A series of grim economic numbers from China have given the world a glimpse of what might lie ahead, as countries embark on draconian coronavirus containment measures.
The Chinese economy went into free fall over the first two months of the year, data released on Monday showed, with industry, retail and investment all shrinking for the first time in history, each by double-digits.
And while the slump was quite well telegraphed in advance surveys, such as the purchasing managers’ indices, the numbers were still much worse than the average forecast.
The data came on the same day that coronavirus deaths outside China surpassed those inside, and as American efforts to arrest the economic impact by slashing interest rates to zero fell flat, with markets continuing to plunge around the globe.
For the rest of the world, similar economic shocks seem inevitable as virus control measures are escalated
“For the rest of the world, similar economic shocks seem inevitable as virus control measures are escalated,” said Chaoping Zhu, a Shanghai-based global market strategist at JP Morgan Asset Management.
The slump is largely a result of China’s far-reaching containment measures, after Beijing ordered factories and shops around the country to close for weeks following the Lunar New Year holiday. Even as of Friday, just 60 per cent of small businesses the real engine of China’s economy had reopened.
The multifaceted collapse saw industrial production, a gauge of China’s manufacturing engine, fall 13.5 per cent, retail sales fall 20.5 per cent, fixed asset investment fall 24.5 per cent and surveyed unemployment jump to 6.2 per cent. In Hong Kong, meanwhile, the economic bleed continued with a 96 per cent year-on-year drop in tourist arrivals.
All of these are record lows and come as increasing numbers of flights are grounded around the world, amid travel bans in the United States, Europe and parts of Asia.

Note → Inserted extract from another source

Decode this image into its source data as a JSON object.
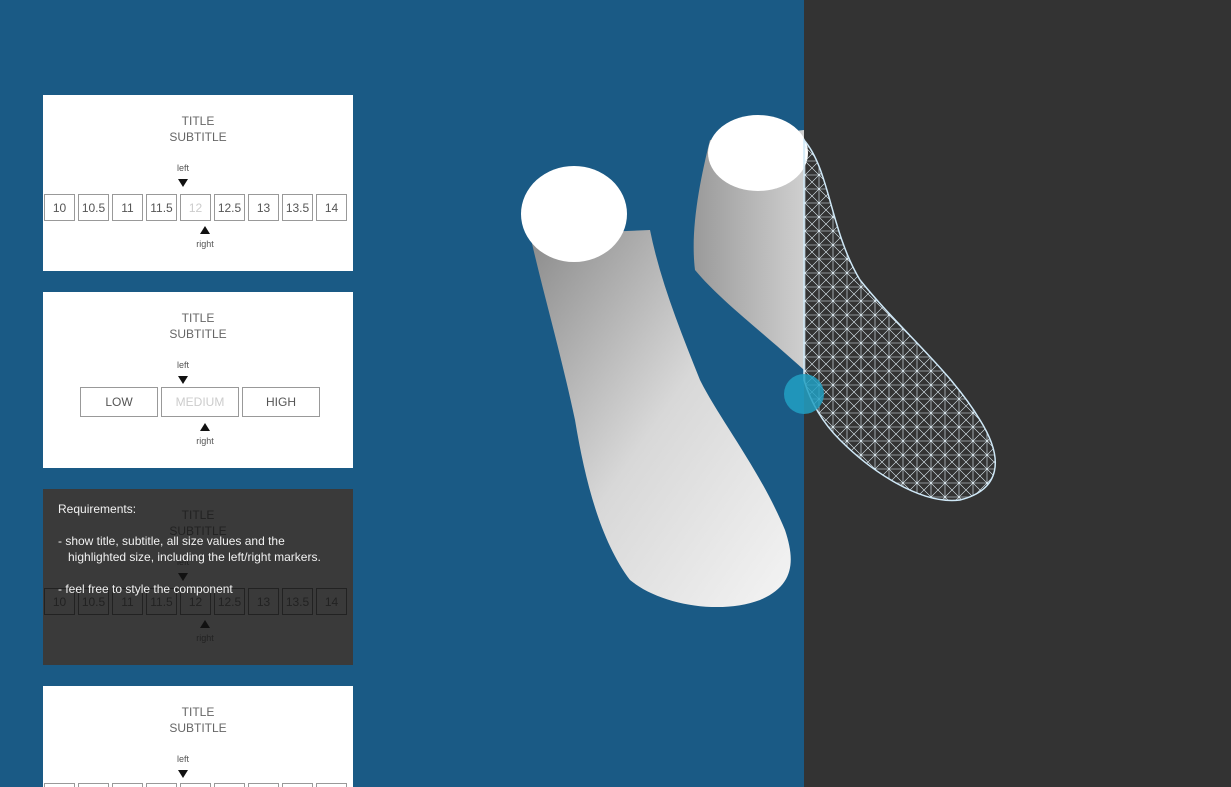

Various US states and European countries have instigated curfews, border controls and export restrictions on medical equipment in response to a virus that ripped through the mainland’s economy over January and February, but which promises to persist for months to come.
“China’s lockdown after the Lunar New Year was particularly severe, more drastic than would be tolerated in the West. So in that sense the scale of the economic downturn in Europe and the US as a result of the coronavirus outbreak and restrictions on economic life should not be as large as it was in China,” said Louis Kuijs, head of Asia at Oxford Economics. “Nonetheless, I think that Europe and the US are both heading to a recession, given the extent of government restrictions there.”
That forecasters were so far off the mark on the data emphasized the unprecedented nature of the economic crisis in China, soon to be reflected elsewhere in the world. The coronavirus has already gone beyond what many analysts considered possible, suggesting the economic impact will be deeper than initially thought.
Combined, industrial production, retail sales and fixed asset investment account for 85 per cent of China’s economy, meaning that “taken at face value, they suggest that official gross domestic product [GDP] growth averaged minus 13 per cent during the first two months of the year”, wrote Julian Evans Pritchard, of Capital Economics, in a note.
“This would be unprecedented in China’s modern economic history GDP growth last contracted in year-on-year terms in 1976,” he added.
Furthermore, the damage being done to both demand, seen through collapsing retail sales, and supply the production slump should worry even countries less dependent on industry and exports than China.
“The extent of the declines are large enough that they will almost certainly create more permanent impacts,” said Michael Pettis, a finance professor at Peking University.
“For example many small businesses face bankruptcy, which means that even after Covid-19 fades away they will no longer contribute to demand in the economy, and the self-employed as well as employers of newly-bankrupt small businesses will lose a substantial share of their expected incomes, which means consumption will not be able to recover after the virus fades away.”
While data released in April will provide a fuller picture of the economic damage, Pettis expects a psychological lag to consumption, as people try to save more of their money in a time of great uncertainty. Weakening global demand, sure to follow the West’s gradual shutdown, are likely to hammer China’s exports once again.
But already the warning signs are there: China’s miserable Monday numbers may incentivise policymakers elsewhere to take more decisive action in the face of an extraordinary economic challenge.
“One important reason why China may have published such terrible numbers, other than helping the V-shape [recovery],” wrote Alicia Garcia Herrero, Asia-Pacific chief economist at Natixis in a tweet. “Warning the world of how bad it can be for them and pushing the Fed and others to react to vanishing global demand. Lets call it ‘coordination by threat’.”